Published: August 13, 2018
As US oil major ExxonMobil continues to discover more oil off the Guyana coast, discussions about the establishment of a refinery in the South American country will become more relevant. A study conducted in 2017 found that pursuing such a venture would have been too costly, and based on the known reserves at the time and projected rate of production, it was felt that no investor would be willing to take the risk.
Fast-track to 2018 and ExxonMobil’s 8th discovery in Guyana has pushed total estimated recoverable reserves to more than 4 billion barrels of oil with projected daily output potentially exceeding 750,000 barrels per day by 2025.
Former Trinidad and Tobago Energy Minister, Kevin Ramnarine, believes that the more discoveries that are made the more relevant discussions about building a refinery in the country will become. “When the discussion was happening last year on whether to refine or not to refine, the level of discovery and projected production was nowhere close to what it currently is now. That discussion around a refinery may come up back again,” he told OilNOW in a recent interview in Georgetown.
Current estimates on production, he said, may be conservative and when one takes into account the potential for more discoveries in the Stabroek as well as other blocks, the number is likely to be far more significant.
“So the discussion on whether to refine or not to refine is a discussion that should not be put away in Guyana. It’s a discussion which I think should be ongoing in this country. If there is no refinery in this country it means that you have to import refinery products. It would be a government decision at that point in time whether to use the revenues from the exports to subsidize the imports of refined products,” he said.
In May 2017, Pedro Haas, Director of Advisory Services at Hartree Partners, presented a report based on a study commissioned by the Guyana government to determine if it was feasible for the country to set up an oil refinery. Haas outlined a number of scenarios that saw the cost of setting up such a facility exceeding US$5 billion.

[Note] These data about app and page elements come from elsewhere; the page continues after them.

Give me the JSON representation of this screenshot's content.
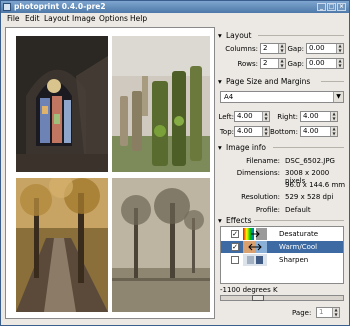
{
  "window": {
    "title": "photoprint 0.4.0-pre2",
    "buttons": {
      "minimize": "_",
      "maximize": "□",
      "close": "×"
    }
  },
  "menu": [
    "File",
    "Edit",
    "Layout",
    "Image",
    "Options",
    "Help"
  ],
  "photos": [
    {
      "caption": "stained glass window"
    },
    {
      "caption": "mossy wooden posts"
    },
    {
      "caption": "autumn woodland path"
    },
    {
      "caption": "sepia trees"
    }
  ],
  "layout": {
    "title": "Layout",
    "columns_label": "Columns:",
    "columns_value": "2",
    "rows_label": "Rows:",
    "rows_value": "2",
    "gap1_label": "Gap:",
    "gap1_value": "0.00",
    "gap2_label": "Gap:",
    "gap2_value": "0.00"
  },
  "page_size": {
    "title": "Page Size and Margins",
    "paper": "A4",
    "left_label": "Left:",
    "left_value": "4.00",
    "right_label": "Right:",
    "right_value": "4.00",
    "top_label": "Top:",
    "top_value": "4.00",
    "bottom_label": "Bottom:",
    "bottom_value": "4.00"
  },
  "image_info": {
    "title": "Image info",
    "filename_label": "Filename:",
    "filename": "DSC_6502.JPG",
    "dimensions_label": "Dimensions:",
    "dimensions_px": "3008 x 2000 pixels",
    "dimensions_mm": "96.0 x 144.6 mm",
    "resolution_label": "Resolution:",
    "resolution": "529 x 528 dpi",
    "profile_label": "Profile:",
    "profile": "Default"
  },
  "effects": {
    "title": "Effects",
    "items": [
      {
        "name": "Desaturate",
        "checked": true,
        "selected": false
      },
      {
        "name": "Warm/Cool",
        "checked": true,
        "selected": true
      },
      {
        "name": "Sharpen",
        "checked": false,
        "selected": false
      }
    ],
    "param_label": "-1100 degrees K",
    "slider_level": 0.28
  },
  "footer": {
    "page_label": "Page:",
    "page_value": "1"
  },
  "colors": {
    "titlebar": "#5a84b4",
    "selection": "#3d6aa3",
    "window_bg": "#ece9e4"
  }
}
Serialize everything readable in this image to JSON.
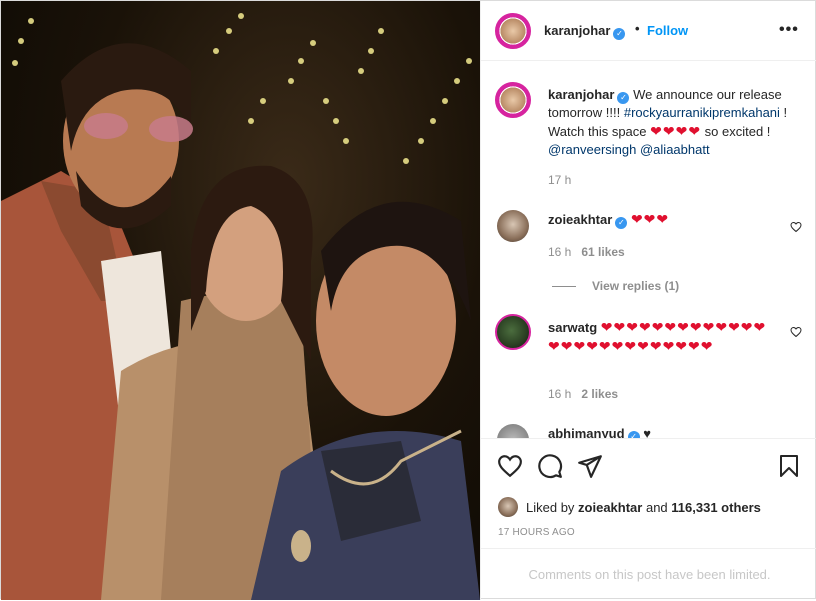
{
  "post": {
    "username": "karanjohar",
    "follow_label": "Follow",
    "separator": "•",
    "more_label": "•••"
  },
  "caption": {
    "username": "karanjohar",
    "text_1": " We announce our release tomorrow !!!! ",
    "hashtag": "#rockyaurranikipremkahani",
    "text_2": " ! Watch this space ",
    "hearts": "❤❤❤❤",
    "text_3": " so excited ! ",
    "mention_1": "@ranveersingh",
    "mention_2": "@aliaabhatt",
    "time": "17 h"
  },
  "comments": [
    {
      "username": "zoieakhtar",
      "hearts": "❤❤❤",
      "time": "16 h",
      "likes": "61 likes",
      "view_replies": "View replies (1)"
    },
    {
      "username": "sarwatg",
      "hearts": "❤❤❤❤❤❤❤❤❤❤❤❤❤❤❤❤❤❤❤❤❤❤❤❤❤❤",
      "time": "16 h",
      "likes": "2 likes"
    },
    {
      "username": "abhimanyud",
      "hearts": "♥"
    }
  ],
  "actions": {
    "liked_by_prefix": "Liked by ",
    "liked_by_user": "zoieakhtar",
    "liked_and": " and ",
    "liked_count": "116,331 others",
    "timestamp": "17 HOURS AGO"
  },
  "footer": {
    "limited_text": "Comments on this post have been limited."
  },
  "colors": {
    "accent": "#0095f6",
    "verified": "#3897f0",
    "heart": "#e0102f",
    "muted": "#8e8e8e"
  }
}
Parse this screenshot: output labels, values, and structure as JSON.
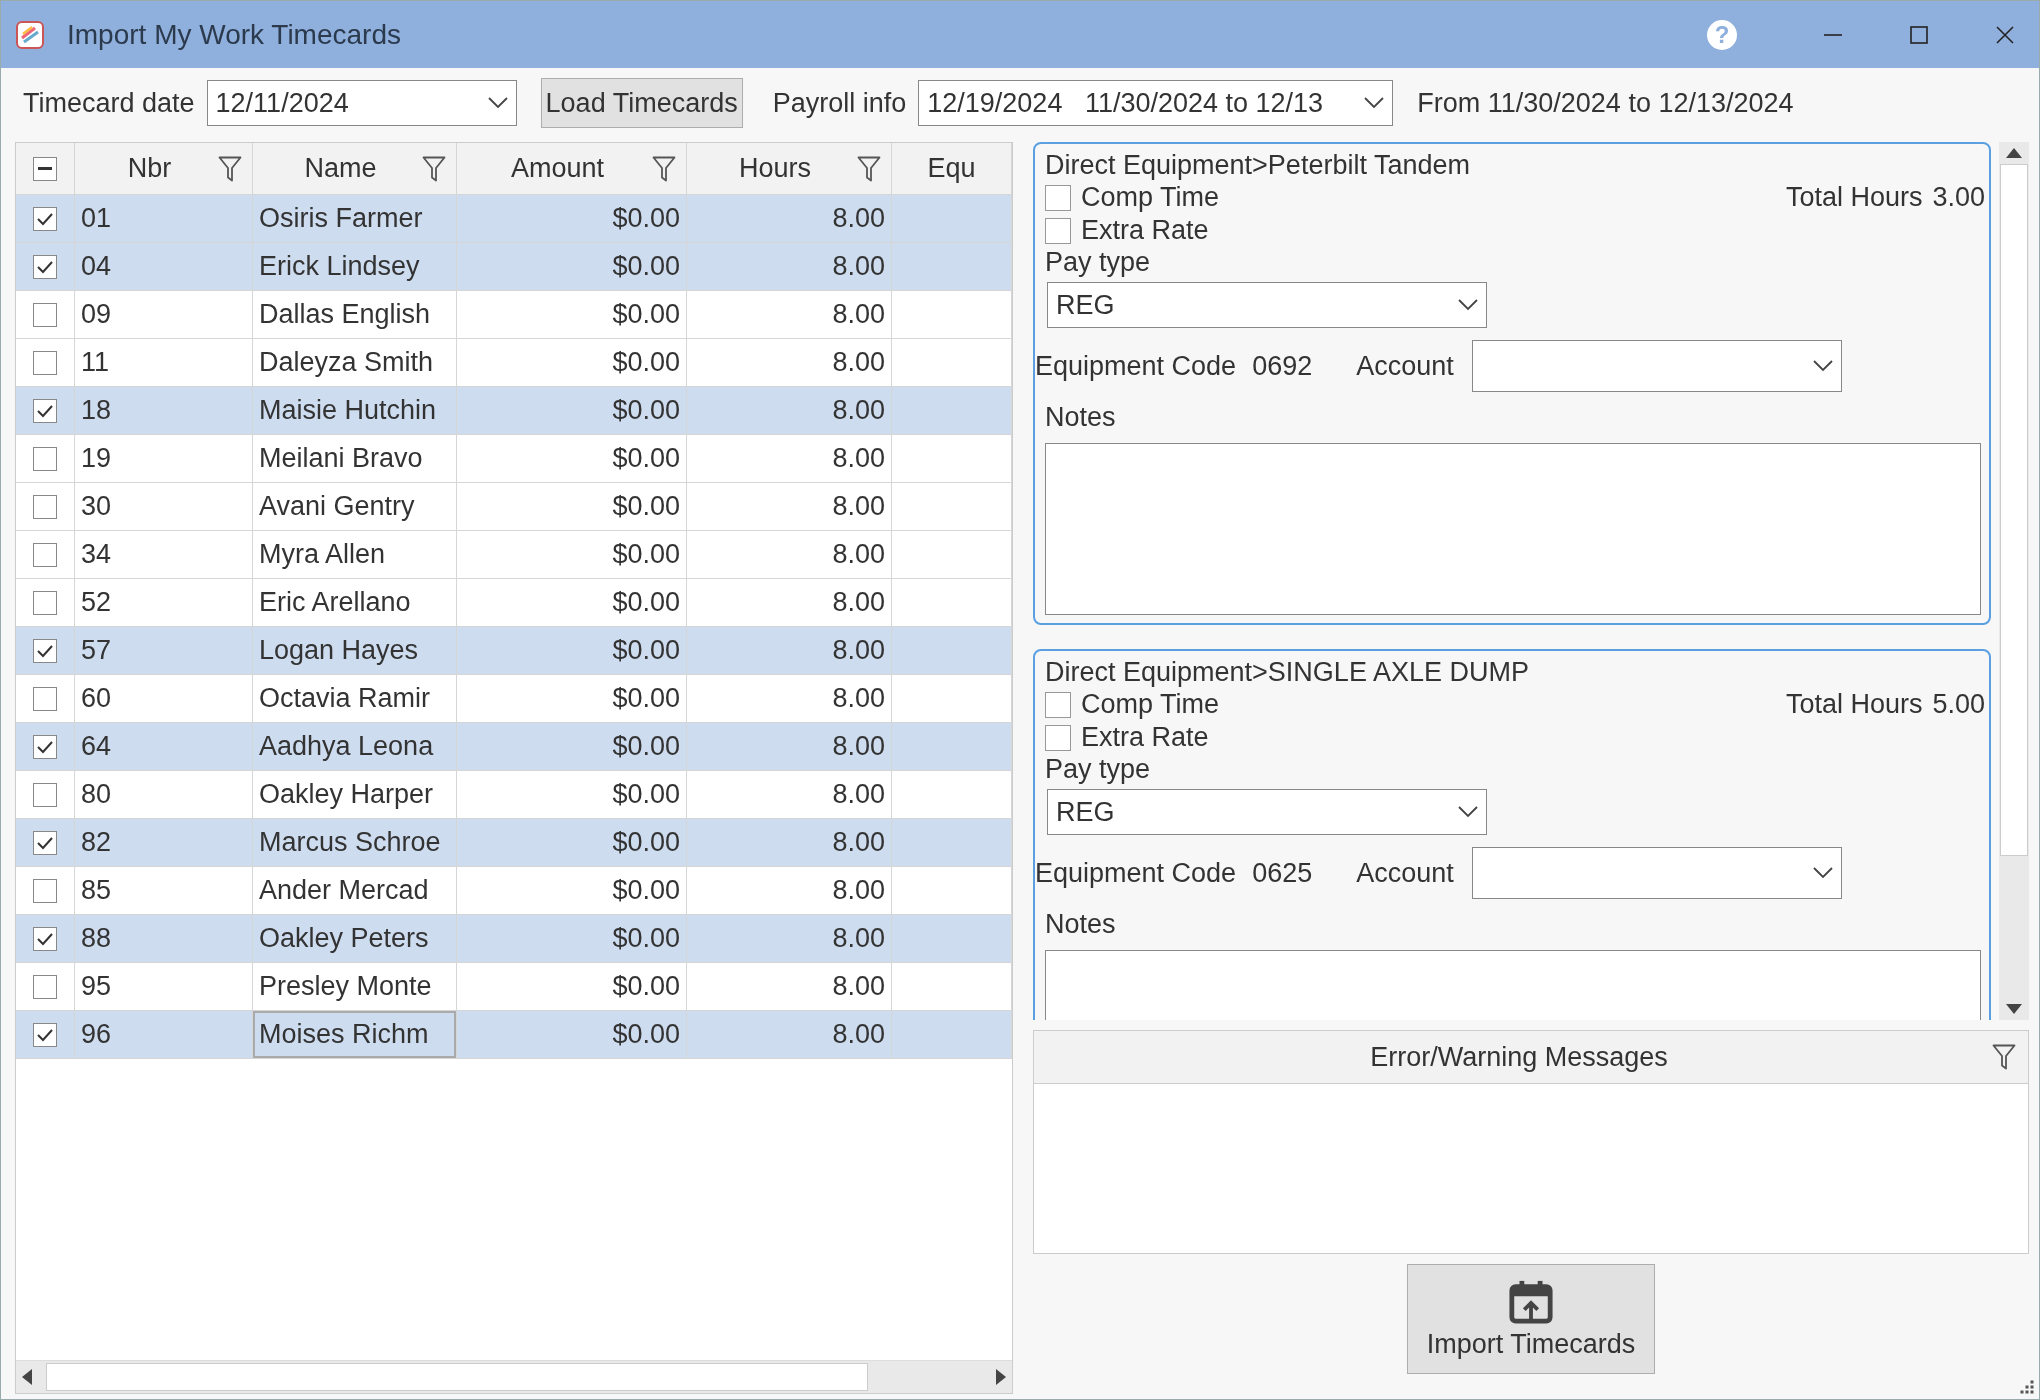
{
  "window": {
    "title": "Import My Work Timecards",
    "help": "?"
  },
  "toolbar": {
    "timecard_date_label": "Timecard date",
    "timecard_date": "12/11/2024",
    "load_button": "Load Timecards",
    "payroll_label": "Payroll info",
    "payroll_value": "12/19/2024   11/30/2024 to 12/13",
    "period_text": "From 11/30/2024 to 12/13/2024"
  },
  "table": {
    "select_all": {
      "mixed": true
    },
    "columns": [
      {
        "label": "Nbr",
        "kind": "text",
        "filter": true
      },
      {
        "label": "Name",
        "kind": "text",
        "filter": true
      },
      {
        "label": "Amount",
        "kind": "number",
        "filter": true
      },
      {
        "label": "Hours",
        "kind": "number",
        "filter": true
      },
      {
        "label": "Equ",
        "kind": "text",
        "filter": false
      }
    ],
    "rows": [
      {
        "checked": true,
        "focused": false,
        "cells": [
          "01",
          "Osiris Farmer",
          "$0.00",
          "8.00"
        ]
      },
      {
        "checked": true,
        "focused": false,
        "cells": [
          "04",
          "Erick Lindsey",
          "$0.00",
          "8.00"
        ]
      },
      {
        "checked": false,
        "focused": false,
        "cells": [
          "09",
          "Dallas English",
          "$0.00",
          "8.00"
        ]
      },
      {
        "checked": false,
        "focused": false,
        "cells": [
          "11",
          "Daleyza Smith",
          "$0.00",
          "8.00"
        ]
      },
      {
        "checked": true,
        "focused": false,
        "cells": [
          "18",
          "Maisie Hutchin",
          "$0.00",
          "8.00"
        ]
      },
      {
        "checked": false,
        "focused": false,
        "cells": [
          "19",
          "Meilani Bravo",
          "$0.00",
          "8.00"
        ]
      },
      {
        "checked": false,
        "focused": false,
        "cells": [
          "30",
          "Avani Gentry",
          "$0.00",
          "8.00"
        ]
      },
      {
        "checked": false,
        "focused": false,
        "cells": [
          "34",
          "Myra Allen",
          "$0.00",
          "8.00"
        ]
      },
      {
        "checked": false,
        "focused": false,
        "cells": [
          "52",
          "Eric Arellano",
          "$0.00",
          "8.00"
        ]
      },
      {
        "checked": true,
        "focused": false,
        "cells": [
          "57",
          "Logan Hayes",
          "$0.00",
          "8.00"
        ]
      },
      {
        "checked": false,
        "focused": false,
        "cells": [
          "60",
          "Octavia Ramir",
          "$0.00",
          "8.00"
        ]
      },
      {
        "checked": true,
        "focused": false,
        "cells": [
          "64",
          "Aadhya Leona",
          "$0.00",
          "8.00"
        ]
      },
      {
        "checked": false,
        "focused": false,
        "cells": [
          "80",
          "Oakley Harper",
          "$0.00",
          "8.00"
        ]
      },
      {
        "checked": true,
        "focused": false,
        "cells": [
          "82",
          "Marcus Schroe",
          "$0.00",
          "8.00"
        ]
      },
      {
        "checked": false,
        "focused": false,
        "cells": [
          "85",
          "Ander Mercad",
          "$0.00",
          "8.00"
        ]
      },
      {
        "checked": true,
        "focused": false,
        "cells": [
          "88",
          "Oakley Peters",
          "$0.00",
          "8.00"
        ]
      },
      {
        "checked": false,
        "focused": false,
        "cells": [
          "95",
          "Presley Monte",
          "$0.00",
          "8.00"
        ]
      },
      {
        "checked": true,
        "focused": true,
        "cells": [
          "96",
          "Moises Richm",
          "$0.00",
          "8.00"
        ]
      }
    ]
  },
  "equipment": [
    {
      "title": "Direct Equipment>Peterbilt Tandem",
      "options": [
        {
          "label": "Comp Time",
          "checked": false
        },
        {
          "label": "Extra Rate",
          "checked": false
        }
      ],
      "total_label": "Total Hours",
      "total": "3.00",
      "pay_type_label": "Pay type",
      "pay_type": "REG",
      "code_label": "Equipment Code",
      "code": "0692",
      "account_label": "Account",
      "notes_label": "Notes"
    },
    {
      "title": "Direct Equipment>SINGLE AXLE DUMP",
      "options": [
        {
          "label": "Comp Time",
          "checked": false
        },
        {
          "label": "Extra Rate",
          "checked": false
        }
      ],
      "total_label": "Total Hours",
      "total": "5.00",
      "pay_type_label": "Pay type",
      "pay_type": "REG",
      "code_label": "Equipment Code",
      "code": "0625",
      "account_label": "Account",
      "notes_label": "Notes"
    }
  ],
  "messages": {
    "title": "Error/Warning Messages"
  },
  "import_button": "Import Timecards"
}
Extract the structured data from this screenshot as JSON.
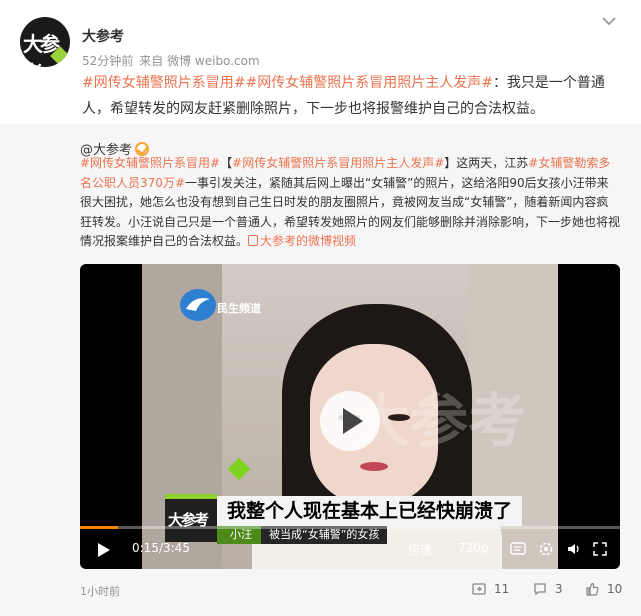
{
  "post": {
    "author_name": "大参考",
    "time": "52分钟前",
    "source": "来自 微博 weibo.com",
    "topic_1": "#网传女辅警照片系冒用#",
    "topic_2": "#网传女辅警照片系冒用照片主人发声#",
    "body": "：我只是一个普通人，希望转发的网友赶紧删除照片，下一步也将报警维护自己的合法权益。"
  },
  "repost": {
    "author": "@大参考",
    "topic_a": "#网传女辅警照片系冒用#",
    "bracket_open": "【",
    "topic_b": "#网传女辅警照片系冒用照片主人发声#",
    "text_1": "】这两天，江苏",
    "topic_c": "#女辅警勒索多名公职人员370万#",
    "text_2": "一事引发关注，紧随其后网上曝出“女辅警”的照片，这给洛阳90后女孩小汪带来很大困扰，她怎么也没有想到自己生日时发的朋友圈照片，竟被网友当成“女辅警”，随着新闻内容疯狂转发。小汪说自己只是一个普通人，希望转发她照片的网友们能够删除并消除影响，下一步她也将视情况报案维护自己的合法权益。",
    "video_link": "大参考的微博视频",
    "video": {
      "station_name": "民生频道",
      "watermark": "大参考",
      "corner_logo": "大参考",
      "subtitle": "我整个人现在基本上已经快崩溃了",
      "speaker_name": "小汪",
      "speaker_desc": "被当成“女辅警”的女孩",
      "current_time": "0:15",
      "total_time": "3:45",
      "progress_fraction": 0.07,
      "speed_label": "倍速",
      "quality_label": "720p"
    },
    "posted_time": "1小时前",
    "repost_count": "11",
    "comment_count": "3",
    "like_count": "10"
  },
  "colors": {
    "topic": "#eb7350",
    "progress": "#ff8200",
    "brand_green": "#8ccf2f"
  },
  "icons": [
    "chevron-down-icon",
    "verified-icon",
    "video-link-icon",
    "play-icon",
    "danmaku-icon",
    "settings-icon",
    "volume-icon",
    "fullscreen-icon",
    "repost-icon",
    "comment-icon",
    "like-icon"
  ]
}
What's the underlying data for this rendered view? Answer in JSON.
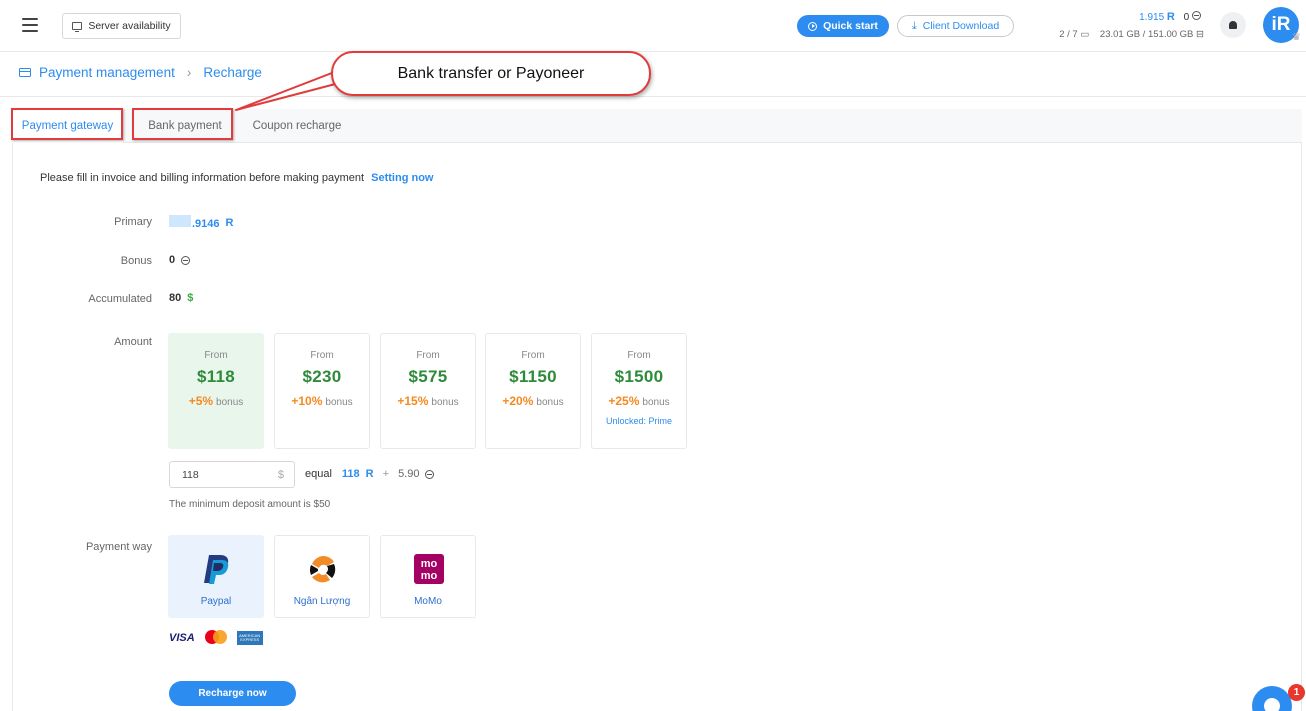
{
  "header": {
    "server_availability": "Server availability",
    "quick_start": "Quick start",
    "client_download": "Client Download",
    "balance": "1.915",
    "coins": "0",
    "profiles": "2 / 7",
    "storage": "23.01 GB / 151.00 GB",
    "logo_text": "iR"
  },
  "breadcrumb": {
    "section": "Payment management",
    "page": "Recharge"
  },
  "annotation": {
    "text": "Bank transfer or Payoneer",
    "color": "#e23b3b"
  },
  "tabs": [
    {
      "label": "Payment gateway",
      "active": true
    },
    {
      "label": "Bank payment",
      "active": false
    },
    {
      "label": "Coupon recharge",
      "active": false
    }
  ],
  "notice": {
    "text": "Please fill in invoice and billing information before making payment",
    "link": "Setting now"
  },
  "account": {
    "primary_label": "Primary",
    "primary_value": ".9146",
    "bonus_label": "Bonus",
    "bonus_value": "0",
    "accumulated_label": "Accumulated",
    "accumulated_value": "80",
    "accumulated_unit": "$"
  },
  "amount": {
    "label": "Amount",
    "options": [
      {
        "from": "From",
        "price": "$118",
        "bonus_pct": "+5%",
        "bonus_word": "bonus",
        "extra": "",
        "selected": true
      },
      {
        "from": "From",
        "price": "$230",
        "bonus_pct": "+10%",
        "bonus_word": "bonus",
        "extra": "",
        "selected": false
      },
      {
        "from": "From",
        "price": "$575",
        "bonus_pct": "+15%",
        "bonus_word": "bonus",
        "extra": "",
        "selected": false
      },
      {
        "from": "From",
        "price": "$1150",
        "bonus_pct": "+20%",
        "bonus_word": "bonus",
        "extra": "",
        "selected": false
      },
      {
        "from": "From",
        "price": "$1500",
        "bonus_pct": "+25%",
        "bonus_word": "bonus",
        "extra": "Unlocked: Prime",
        "selected": false
      }
    ],
    "input_value": "118",
    "input_suffix": "$",
    "equal_label": "equal",
    "equal_value": "118",
    "plus": "+",
    "bonus_amount": "5.90",
    "min_deposit": "The minimum deposit amount is $50"
  },
  "payment_way": {
    "label": "Payment way",
    "options": [
      {
        "name": "Paypal",
        "icon": "paypal-logo",
        "selected": true
      },
      {
        "name": "Ngân Lượng",
        "icon": "nganluong-logo",
        "selected": false
      },
      {
        "name": "MoMo",
        "icon": "momo-logo",
        "selected": false
      }
    ],
    "card_brands": {
      "visa": "VISA",
      "amex": "AMERICAN EXPRESS"
    }
  },
  "recharge_button": "Recharge now",
  "chat": {
    "badge": "1"
  },
  "colors": {
    "accent": "#2d8cf0",
    "price_green": "#2e8b3a",
    "bonus_orange": "#f5891f",
    "annotation_red": "#e23b3b"
  }
}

The consultant pointed out that factors that would drive up the cost to build a refinery in Guyana included the country’s location and the lack of technical skills and much-needed equipment and supplies. These would have to be imported which would serve to increase production cost. Building or utilizing a facility in a location where technical skills and other necessary infrastructure already exist would allow for a less costly option, Haas had pointed out.